## ABOUT THIS TASK
Which lines in the data contain the word "ellipse"? Please copy each of them.

## Excerpts from an interface dataset
+ + + +

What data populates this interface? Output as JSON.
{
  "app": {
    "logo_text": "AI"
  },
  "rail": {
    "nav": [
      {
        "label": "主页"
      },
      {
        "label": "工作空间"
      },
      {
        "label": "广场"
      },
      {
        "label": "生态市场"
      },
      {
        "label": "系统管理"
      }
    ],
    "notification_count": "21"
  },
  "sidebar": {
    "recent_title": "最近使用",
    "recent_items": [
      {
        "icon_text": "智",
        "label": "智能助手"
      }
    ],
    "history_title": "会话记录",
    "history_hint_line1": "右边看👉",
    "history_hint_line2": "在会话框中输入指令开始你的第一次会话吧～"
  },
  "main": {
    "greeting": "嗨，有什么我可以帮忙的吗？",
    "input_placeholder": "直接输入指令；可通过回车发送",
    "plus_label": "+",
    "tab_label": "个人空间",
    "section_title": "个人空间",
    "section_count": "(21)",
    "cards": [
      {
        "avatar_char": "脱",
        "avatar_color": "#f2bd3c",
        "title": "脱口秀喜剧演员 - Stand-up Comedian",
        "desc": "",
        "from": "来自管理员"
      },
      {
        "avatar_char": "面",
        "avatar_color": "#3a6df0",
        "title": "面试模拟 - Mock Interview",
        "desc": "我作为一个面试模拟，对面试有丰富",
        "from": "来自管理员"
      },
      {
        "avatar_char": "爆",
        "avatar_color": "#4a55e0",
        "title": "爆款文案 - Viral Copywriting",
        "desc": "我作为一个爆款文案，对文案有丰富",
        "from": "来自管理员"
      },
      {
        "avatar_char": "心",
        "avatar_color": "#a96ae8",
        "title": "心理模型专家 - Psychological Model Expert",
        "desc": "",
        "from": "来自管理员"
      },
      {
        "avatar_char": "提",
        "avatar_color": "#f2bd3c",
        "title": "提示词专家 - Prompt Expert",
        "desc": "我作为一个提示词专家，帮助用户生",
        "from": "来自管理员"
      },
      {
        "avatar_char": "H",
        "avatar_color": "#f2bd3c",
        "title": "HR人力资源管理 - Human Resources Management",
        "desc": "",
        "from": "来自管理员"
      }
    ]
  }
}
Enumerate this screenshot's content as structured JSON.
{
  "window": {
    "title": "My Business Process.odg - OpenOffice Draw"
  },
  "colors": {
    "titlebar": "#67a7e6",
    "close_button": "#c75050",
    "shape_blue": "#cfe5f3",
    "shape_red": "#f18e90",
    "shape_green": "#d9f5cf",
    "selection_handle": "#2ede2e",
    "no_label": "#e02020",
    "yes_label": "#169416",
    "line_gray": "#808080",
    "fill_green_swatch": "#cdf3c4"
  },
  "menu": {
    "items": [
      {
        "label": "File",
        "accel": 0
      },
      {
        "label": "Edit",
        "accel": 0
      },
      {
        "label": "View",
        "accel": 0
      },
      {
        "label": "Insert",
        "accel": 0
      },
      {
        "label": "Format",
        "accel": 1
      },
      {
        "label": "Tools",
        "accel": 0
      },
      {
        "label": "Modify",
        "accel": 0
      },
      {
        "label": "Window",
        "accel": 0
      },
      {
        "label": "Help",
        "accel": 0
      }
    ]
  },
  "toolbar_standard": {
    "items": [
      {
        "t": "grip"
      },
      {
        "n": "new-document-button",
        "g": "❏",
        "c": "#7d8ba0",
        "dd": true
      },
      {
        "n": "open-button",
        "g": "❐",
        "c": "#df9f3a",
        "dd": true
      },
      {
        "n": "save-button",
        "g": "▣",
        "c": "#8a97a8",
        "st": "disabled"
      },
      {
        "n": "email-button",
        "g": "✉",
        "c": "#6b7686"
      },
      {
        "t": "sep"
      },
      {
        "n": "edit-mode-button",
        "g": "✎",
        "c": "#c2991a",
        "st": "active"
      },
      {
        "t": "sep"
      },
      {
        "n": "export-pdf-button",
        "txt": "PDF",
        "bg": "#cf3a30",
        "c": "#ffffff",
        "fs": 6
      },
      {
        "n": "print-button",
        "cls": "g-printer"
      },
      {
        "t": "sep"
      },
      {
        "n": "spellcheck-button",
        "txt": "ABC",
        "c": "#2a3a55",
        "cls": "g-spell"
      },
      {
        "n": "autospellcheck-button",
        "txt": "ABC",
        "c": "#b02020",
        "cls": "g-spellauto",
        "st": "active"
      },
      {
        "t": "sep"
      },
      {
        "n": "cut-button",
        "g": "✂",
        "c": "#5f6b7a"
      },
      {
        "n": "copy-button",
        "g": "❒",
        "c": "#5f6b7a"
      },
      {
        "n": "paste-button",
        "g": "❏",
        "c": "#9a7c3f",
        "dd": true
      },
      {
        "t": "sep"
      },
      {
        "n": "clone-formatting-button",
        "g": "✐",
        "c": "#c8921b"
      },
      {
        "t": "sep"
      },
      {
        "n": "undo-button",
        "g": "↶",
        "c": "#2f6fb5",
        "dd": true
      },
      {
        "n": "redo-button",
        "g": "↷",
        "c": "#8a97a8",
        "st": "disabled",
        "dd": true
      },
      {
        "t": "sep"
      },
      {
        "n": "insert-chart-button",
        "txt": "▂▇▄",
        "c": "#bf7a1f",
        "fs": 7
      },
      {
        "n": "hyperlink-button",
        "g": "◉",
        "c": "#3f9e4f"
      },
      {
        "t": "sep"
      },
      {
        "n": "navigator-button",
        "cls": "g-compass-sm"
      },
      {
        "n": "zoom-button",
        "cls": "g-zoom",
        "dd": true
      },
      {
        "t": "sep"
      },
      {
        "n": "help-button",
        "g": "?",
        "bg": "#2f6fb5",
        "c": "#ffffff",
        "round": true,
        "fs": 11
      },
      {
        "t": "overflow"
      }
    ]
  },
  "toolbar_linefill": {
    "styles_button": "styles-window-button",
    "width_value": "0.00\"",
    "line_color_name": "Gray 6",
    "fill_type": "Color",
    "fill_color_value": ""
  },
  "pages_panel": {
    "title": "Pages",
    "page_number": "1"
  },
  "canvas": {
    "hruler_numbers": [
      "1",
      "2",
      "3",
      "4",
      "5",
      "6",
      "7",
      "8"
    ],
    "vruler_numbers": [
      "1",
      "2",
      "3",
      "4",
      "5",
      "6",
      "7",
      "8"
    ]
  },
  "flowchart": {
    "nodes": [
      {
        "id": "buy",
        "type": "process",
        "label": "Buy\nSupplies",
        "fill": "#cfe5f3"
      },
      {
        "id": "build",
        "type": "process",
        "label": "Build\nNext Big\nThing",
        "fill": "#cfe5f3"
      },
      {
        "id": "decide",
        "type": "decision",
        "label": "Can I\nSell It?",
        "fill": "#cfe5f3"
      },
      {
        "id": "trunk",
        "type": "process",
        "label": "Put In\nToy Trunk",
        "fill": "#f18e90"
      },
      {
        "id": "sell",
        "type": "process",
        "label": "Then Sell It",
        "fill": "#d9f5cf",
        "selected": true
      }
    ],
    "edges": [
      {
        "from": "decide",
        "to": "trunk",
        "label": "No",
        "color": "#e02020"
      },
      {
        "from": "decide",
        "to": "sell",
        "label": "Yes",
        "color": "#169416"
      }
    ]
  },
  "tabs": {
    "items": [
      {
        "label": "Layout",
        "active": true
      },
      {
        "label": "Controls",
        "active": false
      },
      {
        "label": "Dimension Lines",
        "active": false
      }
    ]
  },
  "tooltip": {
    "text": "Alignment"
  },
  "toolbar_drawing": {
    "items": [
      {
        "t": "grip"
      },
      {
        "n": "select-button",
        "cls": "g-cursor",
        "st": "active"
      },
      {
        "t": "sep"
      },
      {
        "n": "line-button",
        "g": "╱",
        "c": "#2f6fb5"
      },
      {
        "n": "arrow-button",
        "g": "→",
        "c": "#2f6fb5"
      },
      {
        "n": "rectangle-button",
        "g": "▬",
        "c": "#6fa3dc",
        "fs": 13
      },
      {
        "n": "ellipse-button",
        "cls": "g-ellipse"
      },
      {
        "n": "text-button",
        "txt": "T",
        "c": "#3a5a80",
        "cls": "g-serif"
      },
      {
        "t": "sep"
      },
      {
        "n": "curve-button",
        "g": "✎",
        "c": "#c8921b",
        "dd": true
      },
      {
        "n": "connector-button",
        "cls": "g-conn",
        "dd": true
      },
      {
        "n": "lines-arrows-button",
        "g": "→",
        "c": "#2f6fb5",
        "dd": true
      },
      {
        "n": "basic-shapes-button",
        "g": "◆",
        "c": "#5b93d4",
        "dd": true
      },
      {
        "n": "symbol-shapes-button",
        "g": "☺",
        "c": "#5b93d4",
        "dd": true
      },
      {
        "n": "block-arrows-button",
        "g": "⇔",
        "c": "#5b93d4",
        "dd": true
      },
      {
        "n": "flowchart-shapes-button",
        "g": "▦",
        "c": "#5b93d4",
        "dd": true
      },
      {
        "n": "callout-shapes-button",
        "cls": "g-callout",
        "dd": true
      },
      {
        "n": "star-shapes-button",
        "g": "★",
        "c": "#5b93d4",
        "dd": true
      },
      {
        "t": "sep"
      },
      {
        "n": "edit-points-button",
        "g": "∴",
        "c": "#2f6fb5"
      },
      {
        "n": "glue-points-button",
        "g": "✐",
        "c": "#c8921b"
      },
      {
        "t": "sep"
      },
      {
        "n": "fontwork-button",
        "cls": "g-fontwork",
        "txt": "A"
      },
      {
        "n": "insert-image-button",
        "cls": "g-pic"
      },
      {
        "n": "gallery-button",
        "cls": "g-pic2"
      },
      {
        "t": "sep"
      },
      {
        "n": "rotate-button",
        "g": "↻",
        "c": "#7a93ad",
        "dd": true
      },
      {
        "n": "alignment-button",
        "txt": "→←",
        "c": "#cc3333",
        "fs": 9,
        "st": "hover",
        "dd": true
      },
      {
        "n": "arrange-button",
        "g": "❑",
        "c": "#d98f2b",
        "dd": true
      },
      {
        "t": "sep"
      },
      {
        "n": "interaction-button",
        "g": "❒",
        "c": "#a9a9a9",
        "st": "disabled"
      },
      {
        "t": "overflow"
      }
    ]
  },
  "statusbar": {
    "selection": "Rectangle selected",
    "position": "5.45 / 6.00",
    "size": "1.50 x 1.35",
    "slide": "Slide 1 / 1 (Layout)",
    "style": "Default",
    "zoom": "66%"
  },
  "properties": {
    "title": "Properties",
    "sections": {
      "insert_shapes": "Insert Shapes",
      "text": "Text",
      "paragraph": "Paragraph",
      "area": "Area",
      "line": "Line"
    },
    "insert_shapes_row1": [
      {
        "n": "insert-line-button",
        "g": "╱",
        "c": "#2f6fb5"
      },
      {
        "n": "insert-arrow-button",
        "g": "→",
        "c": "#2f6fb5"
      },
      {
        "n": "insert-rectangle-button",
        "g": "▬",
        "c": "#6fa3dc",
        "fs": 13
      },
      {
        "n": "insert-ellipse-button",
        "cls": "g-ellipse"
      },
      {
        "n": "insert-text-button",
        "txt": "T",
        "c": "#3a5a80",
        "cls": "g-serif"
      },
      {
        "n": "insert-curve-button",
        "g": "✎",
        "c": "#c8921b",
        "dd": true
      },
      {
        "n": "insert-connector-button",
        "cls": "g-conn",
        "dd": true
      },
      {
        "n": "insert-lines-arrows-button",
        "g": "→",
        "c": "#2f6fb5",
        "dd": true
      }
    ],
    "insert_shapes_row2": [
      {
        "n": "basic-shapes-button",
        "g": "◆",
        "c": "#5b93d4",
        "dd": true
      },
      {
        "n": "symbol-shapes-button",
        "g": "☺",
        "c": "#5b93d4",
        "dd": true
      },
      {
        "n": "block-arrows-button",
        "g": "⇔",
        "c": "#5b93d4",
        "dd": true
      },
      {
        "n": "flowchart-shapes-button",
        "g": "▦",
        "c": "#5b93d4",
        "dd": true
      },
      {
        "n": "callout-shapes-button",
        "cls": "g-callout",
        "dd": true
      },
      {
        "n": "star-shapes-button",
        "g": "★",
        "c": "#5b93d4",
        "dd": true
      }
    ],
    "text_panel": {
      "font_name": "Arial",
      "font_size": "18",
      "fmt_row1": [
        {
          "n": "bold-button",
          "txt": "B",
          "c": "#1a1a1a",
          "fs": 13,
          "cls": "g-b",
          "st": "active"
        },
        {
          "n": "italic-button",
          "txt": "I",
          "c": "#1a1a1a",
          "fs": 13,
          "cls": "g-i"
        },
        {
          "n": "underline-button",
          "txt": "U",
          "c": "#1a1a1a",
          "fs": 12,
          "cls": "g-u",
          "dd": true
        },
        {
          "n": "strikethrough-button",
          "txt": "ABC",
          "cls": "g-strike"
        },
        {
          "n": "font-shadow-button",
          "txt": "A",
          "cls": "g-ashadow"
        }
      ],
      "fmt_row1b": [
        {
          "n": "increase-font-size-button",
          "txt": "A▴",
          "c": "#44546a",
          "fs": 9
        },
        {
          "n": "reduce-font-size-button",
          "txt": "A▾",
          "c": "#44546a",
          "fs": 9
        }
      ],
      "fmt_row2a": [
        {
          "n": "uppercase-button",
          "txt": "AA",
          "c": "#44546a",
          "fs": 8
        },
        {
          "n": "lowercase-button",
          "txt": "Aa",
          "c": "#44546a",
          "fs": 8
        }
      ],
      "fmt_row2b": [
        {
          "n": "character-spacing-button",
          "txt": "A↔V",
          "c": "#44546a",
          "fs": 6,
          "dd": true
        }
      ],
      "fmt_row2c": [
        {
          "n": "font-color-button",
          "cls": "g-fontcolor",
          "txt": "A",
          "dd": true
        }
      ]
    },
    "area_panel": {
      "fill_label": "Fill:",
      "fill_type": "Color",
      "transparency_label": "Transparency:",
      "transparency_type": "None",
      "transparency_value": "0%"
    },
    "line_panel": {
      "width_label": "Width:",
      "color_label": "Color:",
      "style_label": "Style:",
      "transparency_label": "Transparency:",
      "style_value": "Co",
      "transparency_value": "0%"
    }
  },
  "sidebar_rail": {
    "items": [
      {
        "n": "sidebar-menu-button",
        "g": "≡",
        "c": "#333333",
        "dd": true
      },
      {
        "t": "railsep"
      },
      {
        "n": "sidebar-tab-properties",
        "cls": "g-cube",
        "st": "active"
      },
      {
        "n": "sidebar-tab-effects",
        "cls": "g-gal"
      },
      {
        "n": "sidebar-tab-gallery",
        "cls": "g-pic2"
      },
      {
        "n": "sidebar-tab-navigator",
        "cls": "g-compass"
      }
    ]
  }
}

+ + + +

## ANSWER AREA
        "n": "ellipse-button",
        "cls": "g-ellipse"
        "n": "insert-ellipse-button",
        "cls": "g-ellipse"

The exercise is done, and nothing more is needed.